> [Supplied records]:
-*-

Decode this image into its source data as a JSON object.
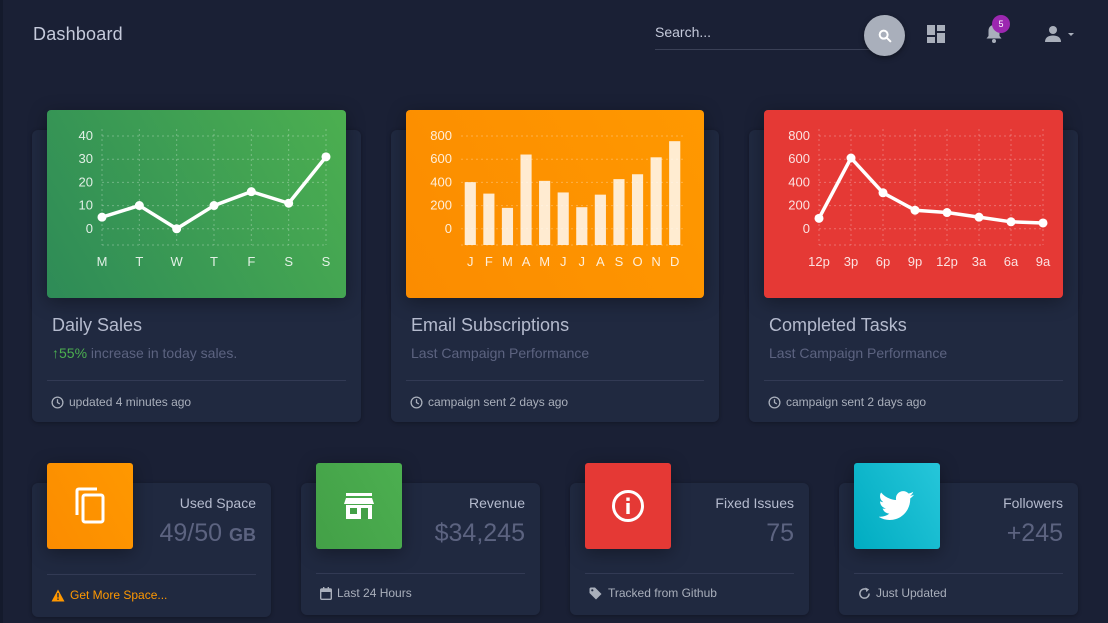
{
  "navbar": {
    "brand": "Dashboard",
    "search_placeholder": "Search...",
    "notification_count": "5"
  },
  "chart_cards": [
    {
      "title": "Daily Sales",
      "sub_percent": "55%",
      "sub_text": " increase in today sales.",
      "footer": "updated 4 minutes ago",
      "chart_data": {
        "type": "line",
        "categories": [
          "M",
          "T",
          "W",
          "T",
          "F",
          "S",
          "S"
        ],
        "values": [
          12,
          17,
          7,
          17,
          23,
          18,
          38
        ],
        "yticks": [
          "40",
          "30",
          "20",
          "10",
          "0"
        ],
        "ylim": [
          0,
          50
        ],
        "color": "#ffffff",
        "grid": true
      }
    },
    {
      "title": "Email Subscriptions",
      "sub_text": "Last Campaign Performance",
      "footer": "campaign sent 2 days ago",
      "chart_data": {
        "type": "bar",
        "categories": [
          "J",
          "F",
          "M",
          "A",
          "M",
          "J",
          "J",
          "A",
          "S",
          "O",
          "N",
          "D"
        ],
        "values": [
          542,
          443,
          320,
          780,
          553,
          453,
          326,
          434,
          568,
          610,
          756,
          895
        ],
        "yticks": [
          "800",
          "600",
          "400",
          "200",
          "0"
        ],
        "ylim": [
          0,
          1000
        ],
        "color": "#ffffff",
        "grid": true
      }
    },
    {
      "title": "Completed Tasks",
      "sub_text": "Last Campaign Performance",
      "footer": "campaign sent 2 days ago",
      "chart_data": {
        "type": "line",
        "categories": [
          "12p",
          "3p",
          "6p",
          "9p",
          "12p",
          "3a",
          "6a",
          "9a"
        ],
        "values": [
          230,
          750,
          450,
          300,
          280,
          240,
          200,
          190
        ],
        "yticks": [
          "800",
          "600",
          "400",
          "200",
          "0"
        ],
        "ylim": [
          0,
          1000
        ],
        "color": "#ffffff",
        "grid": true
      }
    }
  ],
  "stat_cards": [
    {
      "label": "Used Space",
      "value": "49/50",
      "unit": "GB",
      "footer": "Get More Space...",
      "icon": "copy-icon",
      "color": "#ff9800"
    },
    {
      "label": "Revenue",
      "value": "$34,245",
      "unit": "",
      "footer": "Last 24 Hours",
      "icon": "store-icon",
      "color": "#4caf50"
    },
    {
      "label": "Fixed Issues",
      "value": "75",
      "unit": "",
      "footer": "Tracked from Github",
      "icon": "info-icon",
      "color": "#e53935"
    },
    {
      "label": "Followers",
      "value": "+245",
      "unit": "",
      "footer": "Just Updated",
      "icon": "twitter-icon",
      "color": "#00acc1"
    }
  ]
}
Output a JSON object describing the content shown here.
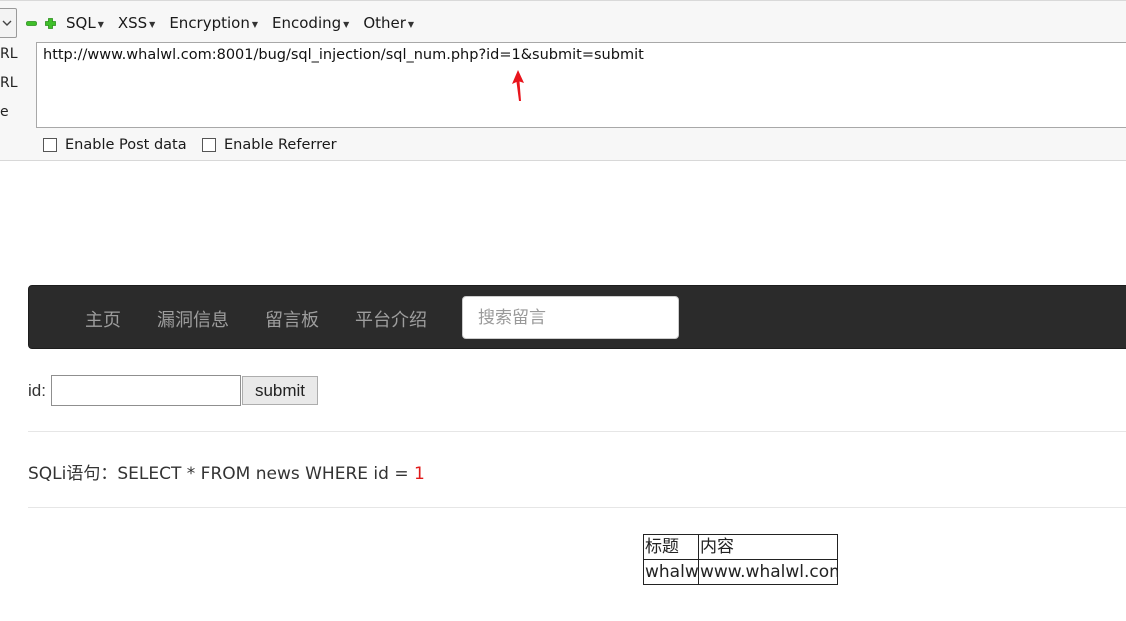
{
  "hackbar": {
    "menu": [
      "SQL",
      "XSS",
      "Encryption",
      "Encoding",
      "Other"
    ],
    "side_labels": [
      "RL",
      "RL",
      "e"
    ],
    "url": "http://www.whalwl.com:8001/bug/sql_injection/sql_num.php?id=1&submit=submit",
    "enable_post": "Enable Post data",
    "enable_referrer": "Enable Referrer"
  },
  "nav": {
    "items": [
      "主页",
      "漏洞信息",
      "留言板",
      "平台介绍"
    ],
    "search_placeholder": "搜索留言"
  },
  "form": {
    "id_label": "id:",
    "submit_label": "submit"
  },
  "sqli": {
    "prefix": "SQLi语句：SELECT * FROM news WHERE id = ",
    "value": "1"
  },
  "result_table": {
    "headers": [
      "标题",
      "内容"
    ],
    "rows": [
      [
        "whalwl",
        "www.whalwl.com."
      ]
    ]
  },
  "colors": {
    "navbar_bg": "#2b2b2b",
    "sql_value": "#e01b1b",
    "arrow": "#e8141c"
  }
}
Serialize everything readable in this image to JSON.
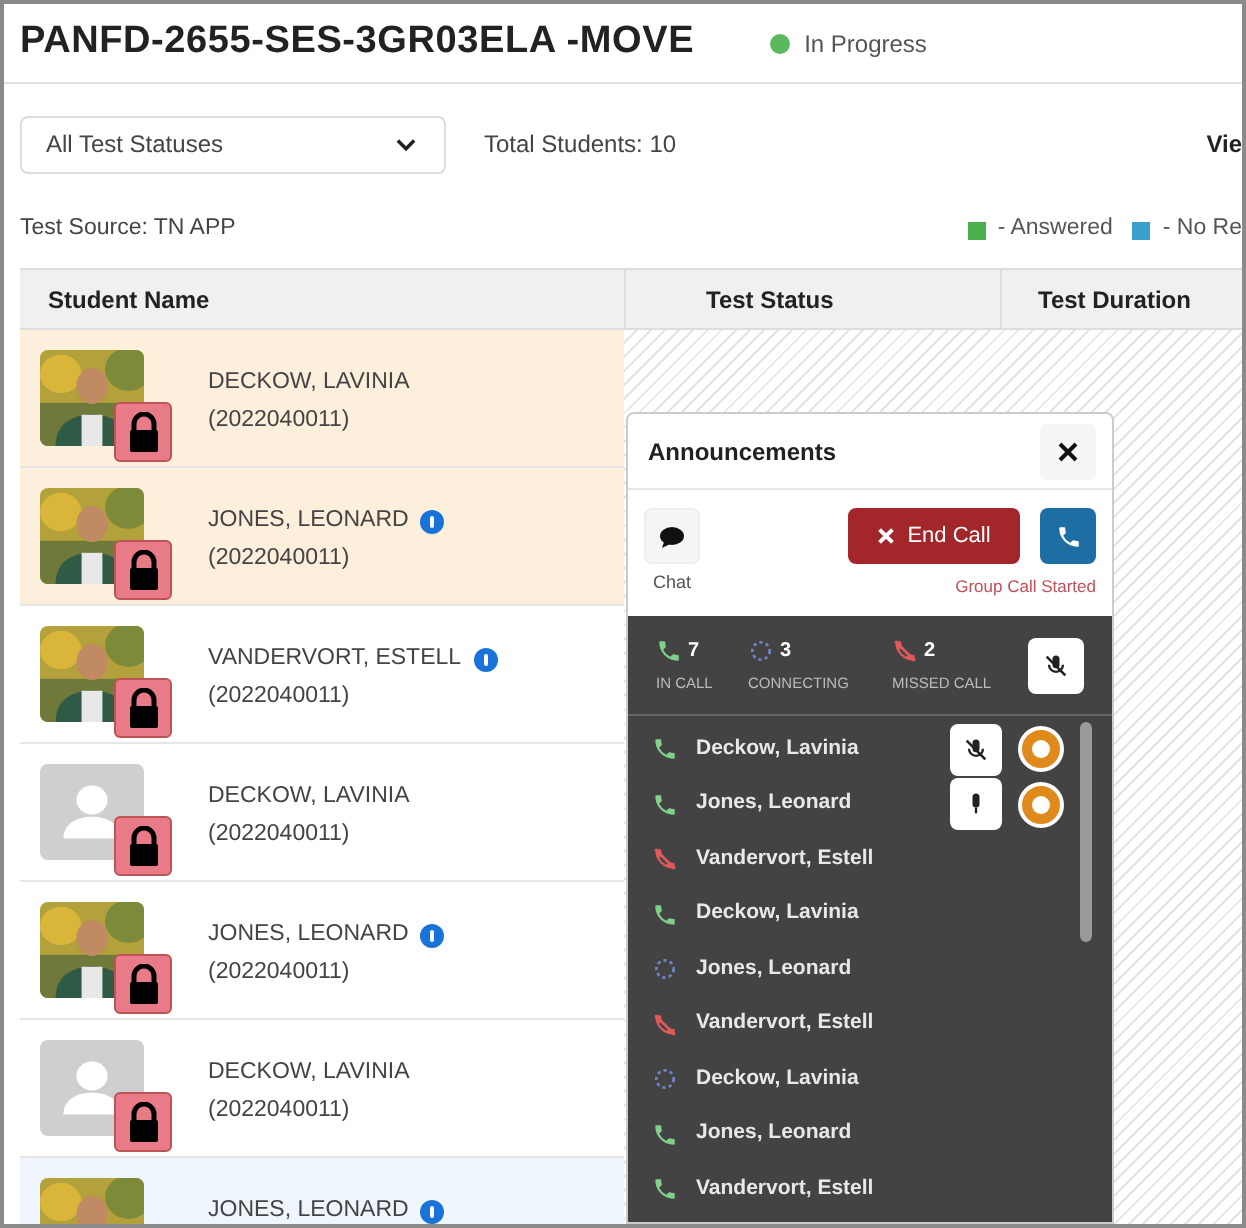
{
  "header": {
    "title": "PANFD-2655-SES-3GR03ELA -MOVE",
    "status": {
      "label": "In Progress",
      "color": "#5cb85c"
    }
  },
  "toolbar": {
    "filter": "All Test Statuses",
    "total": "Total Students: 10",
    "view": "Vie"
  },
  "test_source": "Test Source: TN APP",
  "legend": [
    {
      "label": "- Answered",
      "color": "#4caf50"
    },
    {
      "label": "- No Re",
      "color": "#3a9fc9"
    }
  ],
  "table": {
    "columns": [
      "Student Name",
      "Test Status",
      "Test Duration"
    ],
    "rows": [
      {
        "name": "DECKOW, LAVINIA",
        "id": "(2022040011)",
        "info": false,
        "locked": true,
        "flagged": true,
        "selected": false
      },
      {
        "name": "JONES, LEONARD",
        "id": "(2022040011)",
        "info": true,
        "locked": true,
        "flagged": true,
        "selected": false
      },
      {
        "name": "VANDERVORT, ESTELL",
        "id": "(2022040011)",
        "info": true,
        "locked": true,
        "flagged": false,
        "selected": false
      },
      {
        "name": "DECKOW, LAVINIA",
        "id": "(2022040011)",
        "kind": "placeholder",
        "info": false,
        "locked": true,
        "flagged": false,
        "selected": false
      },
      {
        "name": "JONES, LEONARD",
        "id": "(2022040011)",
        "info": true,
        "locked": true,
        "flagged": false,
        "selected": false
      },
      {
        "name": "DECKOW, LAVINIA",
        "id": "(2022040011)",
        "kind": "placeholder",
        "info": false,
        "locked": true,
        "flagged": false,
        "selected": false
      },
      {
        "name": "JONES, LEONARD",
        "info": true,
        "flagged": false,
        "selected": true
      }
    ]
  },
  "call_panel": {
    "title": "Announcements",
    "chat_label": "Chat",
    "end_call": "End Call",
    "call_state": "Group Call Started",
    "counts": [
      {
        "kind": "in_call",
        "count": "7",
        "label": "IN CALL"
      },
      {
        "kind": "connecting",
        "count": "3",
        "label": "CONNECTING"
      },
      {
        "kind": "missed",
        "count": "2",
        "label": "MISSED CALL"
      }
    ],
    "participants": [
      {
        "name": "Deckow, Lavinia",
        "kind": "in_call",
        "muted": true,
        "hand_raised": true
      },
      {
        "name": "Jones, Leonard",
        "kind": "in_call",
        "muted": false,
        "hand_raised": true
      },
      {
        "name": "Vandervort, Estell",
        "kind": "missed"
      },
      {
        "name": "Deckow, Lavinia",
        "kind": "in_call"
      },
      {
        "name": "Jones, Leonard",
        "kind": "connecting"
      },
      {
        "name": "Vandervort, Estell",
        "kind": "missed"
      },
      {
        "name": "Deckow, Lavinia",
        "kind": "connecting"
      },
      {
        "name": "Jones, Leonard",
        "kind": "in_call"
      },
      {
        "name": "Vandervort, Estell",
        "kind": "in_call"
      }
    ]
  }
}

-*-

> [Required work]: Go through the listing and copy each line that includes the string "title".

> [Solution to the problem]:
      "title": "Daily Sales",
      "title": "Email Subscriptions",
      "title": "Completed Tasks",
    "title": "PANFD-2655-SES-3GR03ELA -MOVE",
    "title": "Announcements",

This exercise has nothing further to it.